Task data:
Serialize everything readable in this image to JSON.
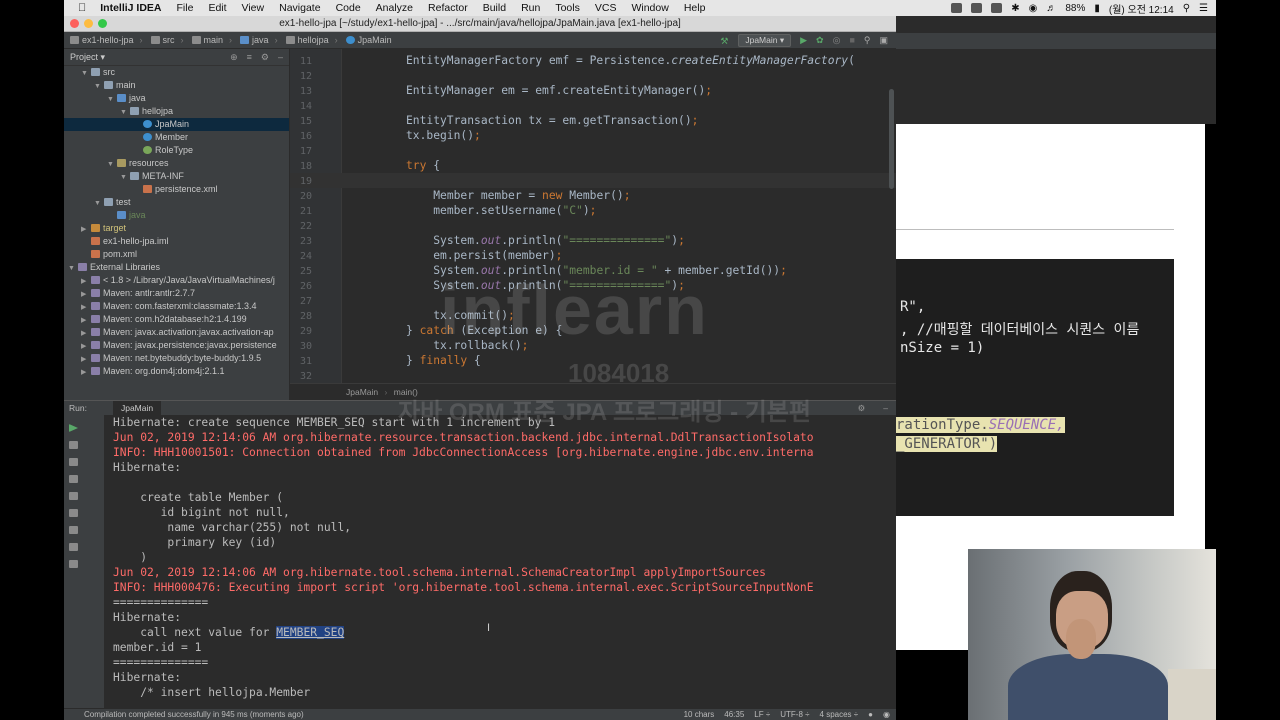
{
  "menubar": {
    "items": [
      "IntelliJ IDEA",
      "File",
      "Edit",
      "View",
      "Navigate",
      "Code",
      "Analyze",
      "Refactor",
      "Build",
      "Run",
      "Tools",
      "VCS",
      "Window",
      "Help"
    ],
    "battery": "88%",
    "clock": "(월) 오전 12:14"
  },
  "window": {
    "title": "ex1-hello-jpa [~/study/ex1-hello-jpa] - .../src/main/java/hellojpa/JpaMain.java [ex1-hello-jpa]"
  },
  "breadcrumbs": [
    "ex1-hello-jpa",
    "src",
    "main",
    "java",
    "hellojpa",
    "JpaMain"
  ],
  "run_config": "JpaMain",
  "project": {
    "header": "Project",
    "tree": [
      {
        "label": "src",
        "indent": 1,
        "arrow": "▼",
        "icon": "folder"
      },
      {
        "label": "main",
        "indent": 2,
        "arrow": "▼",
        "icon": "folder"
      },
      {
        "label": "java",
        "indent": 3,
        "arrow": "▼",
        "icon": "src"
      },
      {
        "label": "hellojpa",
        "indent": 4,
        "arrow": "▼",
        "icon": "folder"
      },
      {
        "label": "JpaMain",
        "indent": 5,
        "arrow": "",
        "icon": "class",
        "selected": true
      },
      {
        "label": "Member",
        "indent": 5,
        "arrow": "",
        "icon": "class"
      },
      {
        "label": "RoleType",
        "indent": 5,
        "arrow": "",
        "icon": "enum"
      },
      {
        "label": "resources",
        "indent": 3,
        "arrow": "▼",
        "icon": "res"
      },
      {
        "label": "META-INF",
        "indent": 4,
        "arrow": "▼",
        "icon": "folder"
      },
      {
        "label": "persistence.xml",
        "indent": 5,
        "arrow": "",
        "icon": "xml"
      },
      {
        "label": "test",
        "indent": 2,
        "arrow": "▼",
        "icon": "folder"
      },
      {
        "label": "java",
        "indent": 3,
        "arrow": "",
        "icon": "src",
        "style": "green"
      },
      {
        "label": "target",
        "indent": 1,
        "arrow": "▶",
        "icon": "target",
        "style": "yellow"
      },
      {
        "label": "ex1-hello-jpa.iml",
        "indent": 1,
        "arrow": "",
        "icon": "xml"
      },
      {
        "label": "pom.xml",
        "indent": 1,
        "arrow": "",
        "icon": "xml"
      },
      {
        "label": "External Libraries",
        "indent": 0,
        "arrow": "▼",
        "icon": "lib"
      },
      {
        "label": "< 1.8 > /Library/Java/JavaVirtualMachines/j",
        "indent": 1,
        "arrow": "▶",
        "icon": "lib"
      },
      {
        "label": "Maven: antlr:antlr:2.7.7",
        "indent": 1,
        "arrow": "▶",
        "icon": "lib"
      },
      {
        "label": "Maven: com.fasterxml:classmate:1.3.4",
        "indent": 1,
        "arrow": "▶",
        "icon": "lib"
      },
      {
        "label": "Maven: com.h2database:h2:1.4.199",
        "indent": 1,
        "arrow": "▶",
        "icon": "lib"
      },
      {
        "label": "Maven: javax.activation:javax.activation-ap",
        "indent": 1,
        "arrow": "▶",
        "icon": "lib"
      },
      {
        "label": "Maven: javax.persistence:javax.persistence",
        "indent": 1,
        "arrow": "▶",
        "icon": "lib"
      },
      {
        "label": "Maven: net.bytebuddy:byte-buddy:1.9.5",
        "indent": 1,
        "arrow": "▶",
        "icon": "lib"
      },
      {
        "label": "Maven: org.dom4j:dom4j:2.1.1",
        "indent": 1,
        "arrow": "▶",
        "icon": "lib"
      }
    ]
  },
  "editor": {
    "lines": [
      {
        "n": "11",
        "html": "<span class=\"txt\">EntityManagerFactory emf = Persistence.</span><span class=\"txt itl\">createEntityManagerFactory</span><span class=\"txt\">(</span>"
      },
      {
        "n": "12",
        "html": ""
      },
      {
        "n": "13",
        "html": "<span class=\"txt\">EntityManager em = emf.createEntityManager()</span><span class=\"kw\">;</span>"
      },
      {
        "n": "14",
        "html": ""
      },
      {
        "n": "15",
        "html": "<span class=\"txt\">EntityTransaction tx = em.getTransaction()</span><span class=\"kw\">;</span>"
      },
      {
        "n": "16",
        "html": "<span class=\"txt\">tx.begin()</span><span class=\"kw\">;</span>"
      },
      {
        "n": "17",
        "html": ""
      },
      {
        "n": "18",
        "html": "<span class=\"kw\">try </span><span class=\"txt\">{</span>"
      },
      {
        "n": "19",
        "html": "",
        "current": true
      },
      {
        "n": "20",
        "html": "    <span class=\"txt\">Member member = </span><span class=\"kw\">new </span><span class=\"txt\">Member()</span><span class=\"kw\">;</span>"
      },
      {
        "n": "21",
        "html": "    <span class=\"txt\">member.setUsername(</span><span class=\"st\">\"C\"</span><span class=\"txt\">)</span><span class=\"kw\">;</span>"
      },
      {
        "n": "22",
        "html": ""
      },
      {
        "n": "23",
        "html": "    <span class=\"txt\">System.</span><span class=\"fld\">out</span><span class=\"txt\">.println(</span><span class=\"st\">\"==============\"</span><span class=\"txt\">)</span><span class=\"kw\">;</span>"
      },
      {
        "n": "24",
        "html": "    <span class=\"txt\">em.persist(member)</span><span class=\"kw\">;</span>"
      },
      {
        "n": "25",
        "html": "    <span class=\"txt\">System.</span><span class=\"fld\">out</span><span class=\"txt\">.println(</span><span class=\"st\">\"member.id = \" </span><span class=\"txt\">+ member.getId())</span><span class=\"kw\">;</span>"
      },
      {
        "n": "26",
        "html": "    <span class=\"txt\">System.</span><span class=\"fld\">out</span><span class=\"txt\">.println(</span><span class=\"st\">\"==============\"</span><span class=\"txt\">)</span><span class=\"kw\">;</span>"
      },
      {
        "n": "27",
        "html": ""
      },
      {
        "n": "28",
        "html": "    <span class=\"txt\">tx.commit()</span><span class=\"kw\">;</span>"
      },
      {
        "n": "29",
        "html": "<span class=\"txt\">} </span><span class=\"kw\">catch </span><span class=\"txt\">(Exception e) {</span>"
      },
      {
        "n": "30",
        "html": "    <span class=\"txt\">tx.rollback()</span><span class=\"kw\">;</span>"
      },
      {
        "n": "31",
        "html": "<span class=\"txt\">} </span><span class=\"kw\">finally </span><span class=\"txt\">{</span>"
      },
      {
        "n": "32",
        "html": ""
      }
    ],
    "breadcrumb": [
      "JpaMain",
      "main()"
    ]
  },
  "run": {
    "label": "Run:",
    "tab": "JpaMain",
    "output": [
      {
        "c": "n",
        "t": "Hibernate: create sequence MEMBER_SEQ start with 1 increment by 1"
      },
      {
        "c": "r",
        "t": "Jun 02, 2019 12:14:06 AM org.hibernate.resource.transaction.backend.jdbc.internal.DdlTransactionIsolato"
      },
      {
        "c": "r",
        "t": "INFO: HHH10001501: Connection obtained from JdbcConnectionAccess [org.hibernate.engine.jdbc.env.interna"
      },
      {
        "c": "n",
        "t": "Hibernate: "
      },
      {
        "c": "n",
        "t": ""
      },
      {
        "c": "n",
        "t": "    create table Member ("
      },
      {
        "c": "n",
        "t": "       id bigint not null,"
      },
      {
        "c": "n",
        "t": "        name varchar(255) not null,"
      },
      {
        "c": "n",
        "t": "        primary key (id)"
      },
      {
        "c": "n",
        "t": "    )"
      },
      {
        "c": "r",
        "t": "Jun 02, 2019 12:14:06 AM org.hibernate.tool.schema.internal.SchemaCreatorImpl applyImportSources"
      },
      {
        "c": "r",
        "t": "INFO: HHH000476: Executing import script 'org.hibernate.tool.schema.internal.exec.ScriptSourceInputNonE"
      },
      {
        "c": "n",
        "t": "=============="
      },
      {
        "c": "n",
        "t": "Hibernate: "
      },
      {
        "c": "n",
        "t": "    call next value for ",
        "hl": "MEMBER_SEQ"
      },
      {
        "c": "n",
        "t": "member.id = 1"
      },
      {
        "c": "n",
        "t": "=============="
      },
      {
        "c": "n",
        "t": "Hibernate: "
      },
      {
        "c": "n",
        "t": "    /* insert hellojpa.Member"
      }
    ]
  },
  "status": {
    "message": "Compilation completed successfully in 945 ms (moments ago)",
    "chars": "10 chars",
    "position": "46:35",
    "line_sep": "LF ÷",
    "encoding": "UTF-8 ÷",
    "indent": "4 spaces ÷"
  },
  "slide": {
    "line1": "R\",",
    "line2": ", //매핑할 데이터베이스 시퀀스 이름",
    "line3": "nSize = 1)",
    "gen_a": "rationType.",
    "gen_b": "SEQUENCE,",
    "gen_c": "_GENERATOR\")"
  },
  "watermark": {
    "brand": "inflearn",
    "id": "1084018",
    "course": "자바 ORM 표준 JPA 프로그래밍 - 기본편"
  }
}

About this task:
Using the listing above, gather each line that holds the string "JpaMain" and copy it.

Exercise response:
    "title": "ex1-hello-jpa [~/study/ex1-hello-jpa] - .../src/main/java/hellojpa/JpaMain.java [ex1-hello-jpa]"
    "JpaMain"
  "run_config": "JpaMain",
        "label": "JpaMain",
      "JpaMain",
    "tab": "JpaMain",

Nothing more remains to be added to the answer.